═════ Data provided

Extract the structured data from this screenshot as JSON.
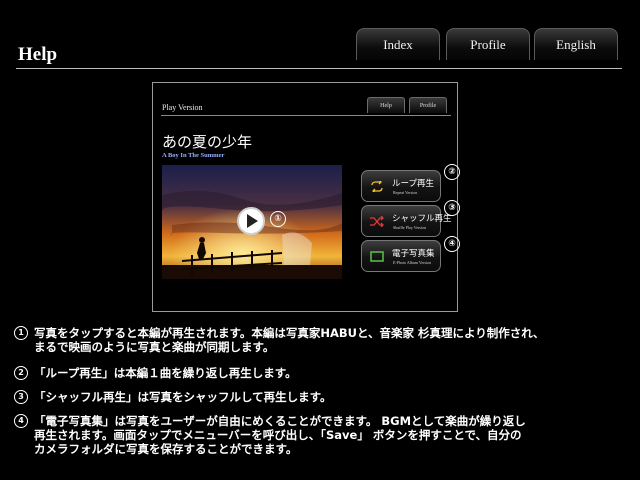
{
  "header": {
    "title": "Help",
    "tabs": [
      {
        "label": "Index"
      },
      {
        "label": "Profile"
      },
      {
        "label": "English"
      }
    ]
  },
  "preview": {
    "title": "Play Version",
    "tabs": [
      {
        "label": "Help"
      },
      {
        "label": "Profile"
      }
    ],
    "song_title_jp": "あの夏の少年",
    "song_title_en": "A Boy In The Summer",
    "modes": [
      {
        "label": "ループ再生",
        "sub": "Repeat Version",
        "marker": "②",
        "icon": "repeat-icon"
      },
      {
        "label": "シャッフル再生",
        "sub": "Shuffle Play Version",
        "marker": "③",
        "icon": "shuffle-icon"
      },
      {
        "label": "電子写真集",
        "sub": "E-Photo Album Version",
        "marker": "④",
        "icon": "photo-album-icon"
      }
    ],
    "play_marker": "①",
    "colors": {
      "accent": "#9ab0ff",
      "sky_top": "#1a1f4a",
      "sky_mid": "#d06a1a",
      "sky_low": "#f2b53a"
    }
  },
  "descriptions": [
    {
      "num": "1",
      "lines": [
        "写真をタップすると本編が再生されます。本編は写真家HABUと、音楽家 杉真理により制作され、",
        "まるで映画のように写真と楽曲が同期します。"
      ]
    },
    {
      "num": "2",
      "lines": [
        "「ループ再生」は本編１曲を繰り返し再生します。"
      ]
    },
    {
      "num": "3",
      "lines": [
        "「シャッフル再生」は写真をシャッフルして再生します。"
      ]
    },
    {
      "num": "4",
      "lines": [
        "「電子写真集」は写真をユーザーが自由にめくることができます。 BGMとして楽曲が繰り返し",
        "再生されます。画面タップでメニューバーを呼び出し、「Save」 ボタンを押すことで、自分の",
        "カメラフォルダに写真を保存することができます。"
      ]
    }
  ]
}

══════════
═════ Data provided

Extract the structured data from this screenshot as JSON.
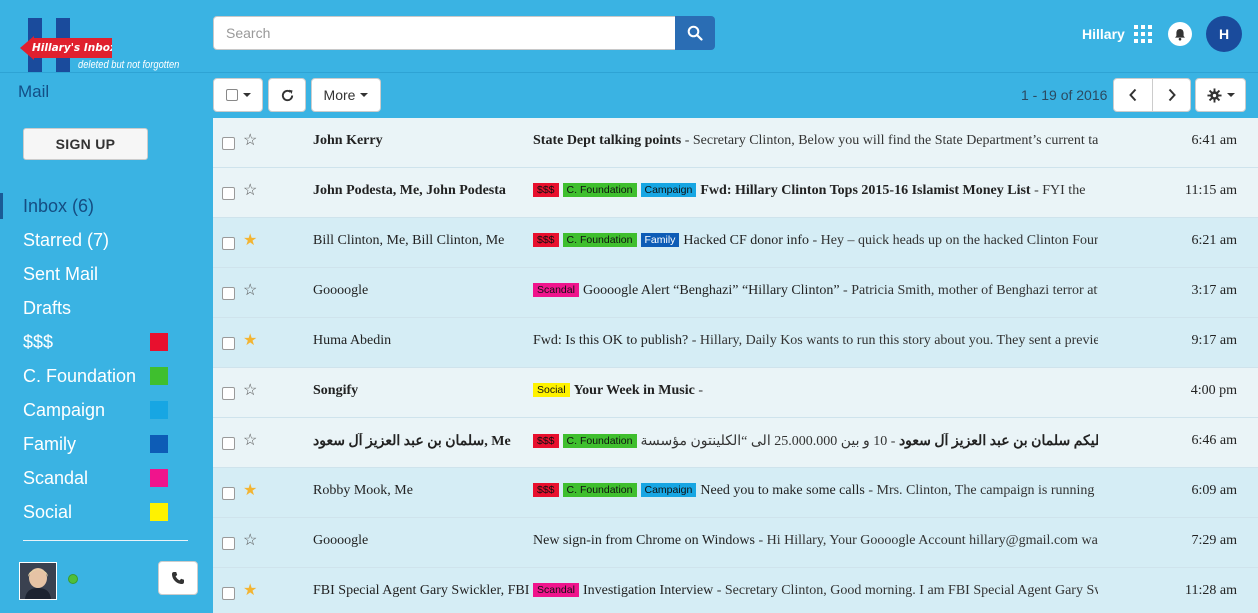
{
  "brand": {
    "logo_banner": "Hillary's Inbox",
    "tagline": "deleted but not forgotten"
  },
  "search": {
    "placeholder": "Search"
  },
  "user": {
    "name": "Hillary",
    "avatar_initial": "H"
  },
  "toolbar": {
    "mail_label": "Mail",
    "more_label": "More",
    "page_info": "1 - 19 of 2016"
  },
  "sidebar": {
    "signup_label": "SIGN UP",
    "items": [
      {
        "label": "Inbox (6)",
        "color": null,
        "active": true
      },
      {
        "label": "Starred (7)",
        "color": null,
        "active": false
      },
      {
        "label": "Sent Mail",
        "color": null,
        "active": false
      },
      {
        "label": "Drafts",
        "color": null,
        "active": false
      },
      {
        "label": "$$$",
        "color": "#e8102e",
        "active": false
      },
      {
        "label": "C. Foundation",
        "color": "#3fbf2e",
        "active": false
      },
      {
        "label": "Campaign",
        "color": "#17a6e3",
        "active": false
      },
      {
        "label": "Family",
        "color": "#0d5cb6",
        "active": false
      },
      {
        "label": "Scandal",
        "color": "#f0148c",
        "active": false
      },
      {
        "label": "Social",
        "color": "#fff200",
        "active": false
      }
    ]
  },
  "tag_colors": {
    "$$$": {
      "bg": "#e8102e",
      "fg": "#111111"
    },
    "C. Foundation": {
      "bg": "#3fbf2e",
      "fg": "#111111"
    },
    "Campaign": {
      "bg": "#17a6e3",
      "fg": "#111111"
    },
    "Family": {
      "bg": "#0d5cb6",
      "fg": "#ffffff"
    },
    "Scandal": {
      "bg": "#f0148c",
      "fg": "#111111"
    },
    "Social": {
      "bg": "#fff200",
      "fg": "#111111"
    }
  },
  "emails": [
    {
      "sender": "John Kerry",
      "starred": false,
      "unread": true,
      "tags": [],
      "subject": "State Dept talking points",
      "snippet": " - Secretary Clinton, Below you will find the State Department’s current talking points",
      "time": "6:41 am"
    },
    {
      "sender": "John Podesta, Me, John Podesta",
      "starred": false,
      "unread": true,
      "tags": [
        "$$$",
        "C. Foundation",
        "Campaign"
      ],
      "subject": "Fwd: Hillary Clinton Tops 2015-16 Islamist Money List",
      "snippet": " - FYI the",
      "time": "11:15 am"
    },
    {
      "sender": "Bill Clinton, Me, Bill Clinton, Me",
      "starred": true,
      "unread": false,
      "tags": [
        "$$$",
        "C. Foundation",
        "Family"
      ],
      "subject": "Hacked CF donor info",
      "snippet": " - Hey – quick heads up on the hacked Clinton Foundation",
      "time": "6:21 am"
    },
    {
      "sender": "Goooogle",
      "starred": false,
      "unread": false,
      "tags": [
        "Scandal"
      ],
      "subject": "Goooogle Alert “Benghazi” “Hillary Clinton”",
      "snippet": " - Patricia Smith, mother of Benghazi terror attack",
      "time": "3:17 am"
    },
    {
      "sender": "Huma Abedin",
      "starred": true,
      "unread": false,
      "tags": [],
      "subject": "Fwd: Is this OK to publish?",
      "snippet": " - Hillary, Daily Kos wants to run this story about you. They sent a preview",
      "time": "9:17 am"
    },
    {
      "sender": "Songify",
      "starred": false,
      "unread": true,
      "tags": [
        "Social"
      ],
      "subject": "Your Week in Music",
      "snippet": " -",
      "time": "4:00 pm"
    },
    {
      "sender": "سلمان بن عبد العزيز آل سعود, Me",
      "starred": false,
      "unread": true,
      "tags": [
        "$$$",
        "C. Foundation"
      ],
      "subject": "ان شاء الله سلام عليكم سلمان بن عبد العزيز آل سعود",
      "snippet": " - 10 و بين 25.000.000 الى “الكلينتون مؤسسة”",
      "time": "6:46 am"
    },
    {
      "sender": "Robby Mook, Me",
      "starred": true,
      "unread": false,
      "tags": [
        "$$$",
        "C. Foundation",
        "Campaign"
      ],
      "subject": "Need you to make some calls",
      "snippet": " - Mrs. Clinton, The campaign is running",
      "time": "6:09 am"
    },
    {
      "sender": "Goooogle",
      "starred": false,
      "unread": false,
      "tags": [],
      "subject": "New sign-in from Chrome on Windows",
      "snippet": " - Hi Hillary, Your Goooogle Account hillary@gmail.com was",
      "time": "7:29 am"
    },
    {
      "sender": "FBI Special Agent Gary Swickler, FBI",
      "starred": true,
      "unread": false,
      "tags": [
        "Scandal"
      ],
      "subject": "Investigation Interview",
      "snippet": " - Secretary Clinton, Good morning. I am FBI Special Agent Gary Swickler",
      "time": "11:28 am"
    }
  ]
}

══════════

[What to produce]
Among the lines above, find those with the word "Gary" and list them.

[Response for this exercise]
      "sender": "FBI Special Agent Gary Swickler, FBI",
      "snippet": " - Secretary Clinton, Good morning. I am FBI Special Agent Gary Swickler",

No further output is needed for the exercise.